News clips from Joe's work representing Silicon Valley...
Here in the center of Silicon Valley’s tech boom, one of America’s wealthiest enclaves is wrestling with an uncomfortable dilemma: whether it can afford to lose the city’s only trailer park.
A block from multimillion-dollar homes and a few miles from the headquarters of GoogleInc. and Facebook Inc. sits Buena Vista Mobile Home Park, with 117 units that are home to about 400 residents, many of them Hispanic laborers.
Soon, they may be forced out. With property values soaring, the park’s longtime owners, 44-year-old Joe Jisser and his parents, are fielding inquiries from developers eager for a rare large slice of Palo Alto. The value of the park’s 4.5 acres could be as much as $55 million, local real-estate agents say.
Community leaders want to prevent that. Santa Clara County Supervisor Joe Simitian is heading a campaign to keep Buena Vista intact and has put together $39 million, mostly city and county money. His group made an informal bid to Mr. Jisser last week, and he says he hopes to find private donations to augment the funds and make the bid competitive.
His plan: Turn Buena Vista over to a nonprofit that operates trailer parks in California.
Mr. Simitian, the county supervisor, says his father bought a Palo Alto home on his schoolteacher’s salary. His best friend, later a Palo Alto mayor, was the son of an air-conditioning mechanic who worked two jobs to buy a house.
One of their classmates was a daughter of a Hewlett-Packard Co. co-founder, says Mr. Simitian, 62. “None of us thought it odd that a mechanic’s, a teacher’s and a custodian’s kid would sit in the same classes with the CEO’s kid.”
The question Buena Vista poses, is “are we still that place?” he says, “Or have we priced ourselves out of the opportunities we could offer to almost anyone?”
Dozens of homeless people lined up outside of the North County's new cold weather shelter Monday night, seeking a meal and a warm place to sleep.
The new facility is run by the homeless services agency HomeFirst, and is seen as a much-needed replacement for the old Sunnyvale Armory. The armory provided 125 beds to homeless people in the North County during the cold winter months before it was closed down in early 2014. There was already little in the way of shelter space in the northern end of the county, and homeless people looking for a warm place to stay had to be referred to the Boccardo Reception Center down in San Jose.
County Supervisor Joe Simitian spearheaded an effort, starting in April 2014, to find a replacement for the armory. Options were pretty limited, Simitian told the Voice in June. The hot real estate market meant trying to find a new location for a shelter in the North County had been nothing short of a "Herculean task."

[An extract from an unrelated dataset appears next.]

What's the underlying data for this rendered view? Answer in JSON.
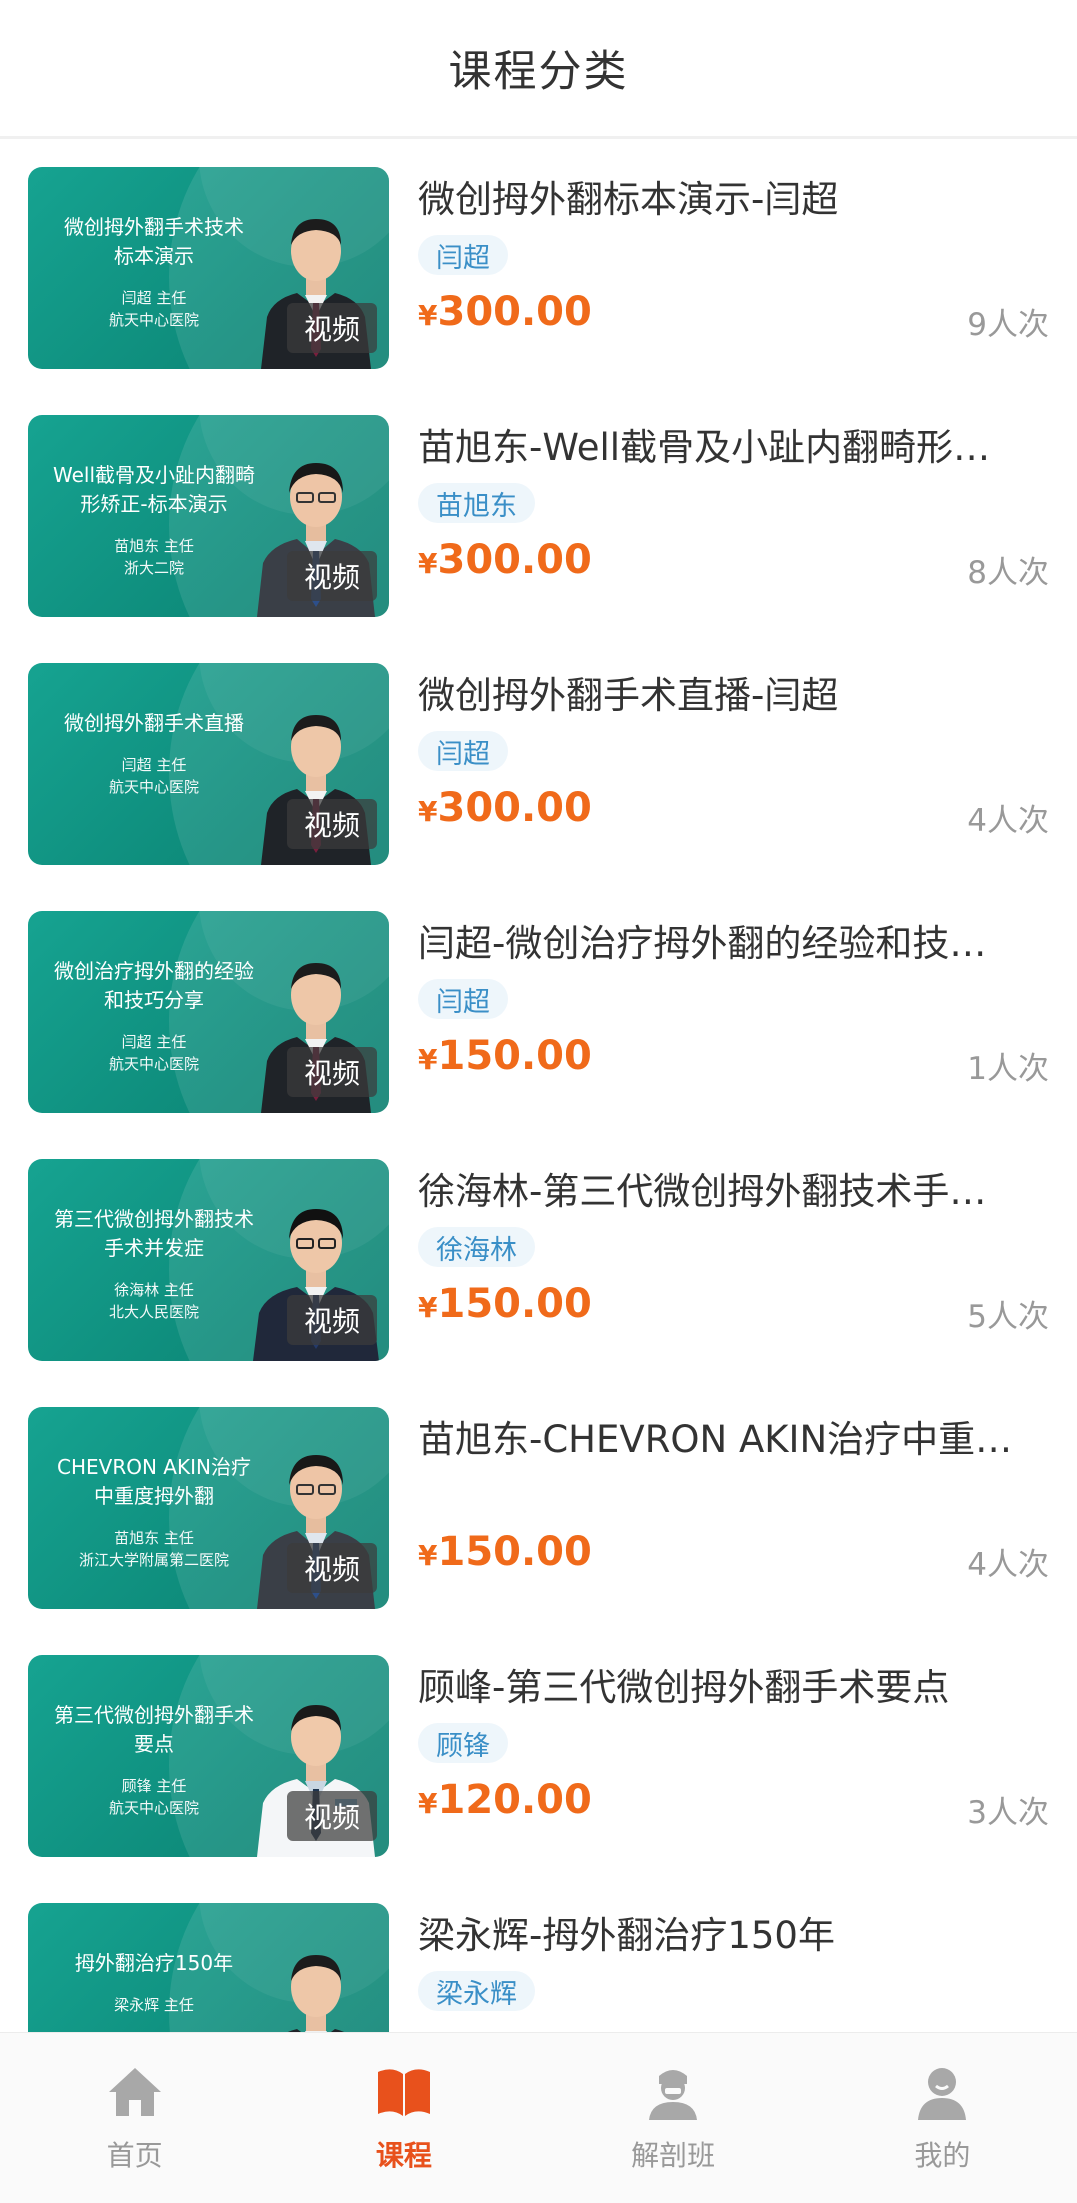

The facility itself is a portable building, pieced together in about a week, consisting of a single giant room full of bed rolls for people to sleep on. In the back is a kitchen area with tables for breakfast and lunch, where HomeFirst staff began serving up mashed potatoes to the people trickling in.
Simitian said the portable building is ideal for the temporary location, and can be easily taken apart and put back together. While the facility itself appears modest, with no partitions, Simitian said the very open floor plan makes it easier to handle changes ratio of men, women and families who show up. Overall, he said, it's an improvement over the Sunnyvale Armory, even though it will only last through March.
"The armory had seen a lot of years of wear and tear. In many ways, this is an upgrade," Simitian said.
One of the broadest pushes to reel in America’s surveillance state isn’t in Congress, the White House or a courtroom; arguably it’s in Joe Simitian’s office in California’s Santa Clara County government building.
Privacy advocates say the Santa Clara regulation would be one of the broadest anti-surveillance measures being considered anywhere in the US. As Washington remains deadlocked over how to put a leash on an ever-growing list of surveillance technology used by state and local police departments, it will probably be up to city councils and county boards to play watchdog.
His efforts come as Congress and states have moved to regulate specific electronic surveillance methods, such as aerial drones, bulk telephone record collection, and devices that impersonate a cell tower to intercept calls.
But making laws takes a lot of time, and as new bits of spy kit continuously show up it can be hard to keep pace.
So Simitian’s draft ordinance would require the local sheriff or any county agency to get board approval if it wants to buy any new piece of surveillance technology or use an existing system in a new way. This applies to any “technological tool used, designed or primarily intended to collect … information specifically associated with, or capable of being associated with, any individual or group”.
I remember the conversation well. I was talking to a constituent, a neighbor, at a community gathering. Out of the blue, she asked me a direct and unexpected question: Why don't we have any hospital beds here in Santa Clara County for teens who are at risk of hurting themselves or others?
Frankly, my first thought was, "That can't be right." But as too many families in our county already knew, and as I would quickly learn, it was entirely right. And it's entirely wrong.